Given records -
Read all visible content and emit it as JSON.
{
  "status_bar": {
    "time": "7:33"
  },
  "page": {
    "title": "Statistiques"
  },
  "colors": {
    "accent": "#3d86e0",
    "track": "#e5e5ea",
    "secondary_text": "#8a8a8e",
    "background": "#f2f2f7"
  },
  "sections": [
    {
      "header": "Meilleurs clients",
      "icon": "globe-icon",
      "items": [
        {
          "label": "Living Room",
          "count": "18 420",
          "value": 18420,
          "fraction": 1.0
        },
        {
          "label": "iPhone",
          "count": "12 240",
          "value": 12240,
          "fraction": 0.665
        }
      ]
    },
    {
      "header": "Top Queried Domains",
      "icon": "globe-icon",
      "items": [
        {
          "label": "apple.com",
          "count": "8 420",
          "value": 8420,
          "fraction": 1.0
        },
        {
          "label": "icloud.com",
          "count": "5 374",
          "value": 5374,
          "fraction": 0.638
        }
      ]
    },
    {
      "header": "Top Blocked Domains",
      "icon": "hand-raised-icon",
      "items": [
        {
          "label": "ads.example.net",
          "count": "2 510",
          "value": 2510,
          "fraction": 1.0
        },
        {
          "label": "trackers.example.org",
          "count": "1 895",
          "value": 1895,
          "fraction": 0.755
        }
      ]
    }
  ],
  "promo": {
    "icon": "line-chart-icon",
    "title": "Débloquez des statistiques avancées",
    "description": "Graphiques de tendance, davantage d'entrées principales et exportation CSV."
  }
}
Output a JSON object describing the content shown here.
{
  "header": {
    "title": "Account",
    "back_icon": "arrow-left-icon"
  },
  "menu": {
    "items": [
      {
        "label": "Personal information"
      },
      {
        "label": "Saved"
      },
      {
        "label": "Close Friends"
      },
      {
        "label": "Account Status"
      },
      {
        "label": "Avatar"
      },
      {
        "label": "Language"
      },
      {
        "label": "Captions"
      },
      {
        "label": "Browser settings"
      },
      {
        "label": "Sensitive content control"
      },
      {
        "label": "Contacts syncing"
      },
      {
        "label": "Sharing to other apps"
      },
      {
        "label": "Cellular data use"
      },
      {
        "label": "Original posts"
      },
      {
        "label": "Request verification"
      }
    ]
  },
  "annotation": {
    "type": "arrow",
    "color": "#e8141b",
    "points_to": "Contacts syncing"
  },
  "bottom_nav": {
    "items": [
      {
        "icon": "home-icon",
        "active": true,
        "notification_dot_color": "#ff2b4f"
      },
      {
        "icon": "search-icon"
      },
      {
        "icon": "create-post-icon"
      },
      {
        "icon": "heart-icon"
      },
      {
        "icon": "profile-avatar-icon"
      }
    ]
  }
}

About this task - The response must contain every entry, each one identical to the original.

Result for this task -
Read all visible content and emit it as JSON.
{
  "status_bar": {
    "time": "7:33"
  },
  "page": {
    "title": "Statistiques"
  },
  "colors": {
    "accent": "#3d86e0",
    "track": "#e5e5ea",
    "secondary_text": "#8a8a8e",
    "background": "#f2f2f7"
  },
  "sections": [
    {
      "header": "Meilleurs clients",
      "icon": "globe-icon",
      "items": [
        {
          "label": "Living Room",
          "count": "18 420",
          "value": 18420,
          "fraction": 1.0
        },
        {
          "label": "iPhone",
          "count": "12 240",
          "value": 12240,
          "fraction": 0.665
        }
      ]
    },
    {
      "header": "Top Queried Domains",
      "icon": "globe-icon",
      "items": [
        {
          "label": "apple.com",
          "count": "8 420",
          "value": 8420,
          "fraction": 1.0
        },
        {
          "label": "icloud.com",
          "count": "5 374",
          "value": 5374,
          "fraction": 0.638
        }
      ]
    },
    {
      "header": "Top Blocked Domains",
      "icon": "hand-raised-icon",
      "items": [
        {
          "label": "ads.example.net",
          "count": "2 510",
          "value": 2510,
          "fraction": 1.0
        },
        {
          "label": "trackers.example.org",
          "count": "1 895",
          "value": 1895,
          "fraction": 0.755
        }
      ]
    }
  ],
  "promo": {
    "icon": "line-chart-icon",
    "title": "Débloquez des statistiques avancées",
    "description": "Graphiques de tendance, davantage d'entrées principales et exportation CSV."
  }
}
Output a JSON object describing the content shown here.
{
  "header": {
    "title": "Account",
    "back_icon": "arrow-left-icon"
  },
  "menu": {
    "items": [
      {
        "label": "Personal information"
      },
      {
        "label": "Saved"
      },
      {
        "label": "Close Friends"
      },
      {
        "label": "Account Status"
      },
      {
        "label": "Avatar"
      },
      {
        "label": "Language"
      },
      {
        "label": "Captions"
      },
      {
        "label": "Browser settings"
      },
      {
        "label": "Sensitive content control"
      },
      {
        "label": "Contacts syncing"
      },
      {
        "label": "Sharing to other apps"
      },
      {
        "label": "Cellular data use"
      },
      {
        "label": "Original posts"
      },
      {
        "label": "Request verification"
      }
    ]
  },
  "annotation": {
    "type": "arrow",
    "color": "#e8141b",
    "points_to": "Contacts syncing"
  },
  "bottom_nav": {
    "items": [
      {
        "icon": "home-icon",
        "active": true,
        "notification_dot_color": "#ff2b4f"
      },
      {
        "icon": "search-icon"
      },
      {
        "icon": "create-post-icon"
      },
      {
        "icon": "heart-icon"
      },
      {
        "icon": "profile-avatar-icon"
      }
    ]
  }
}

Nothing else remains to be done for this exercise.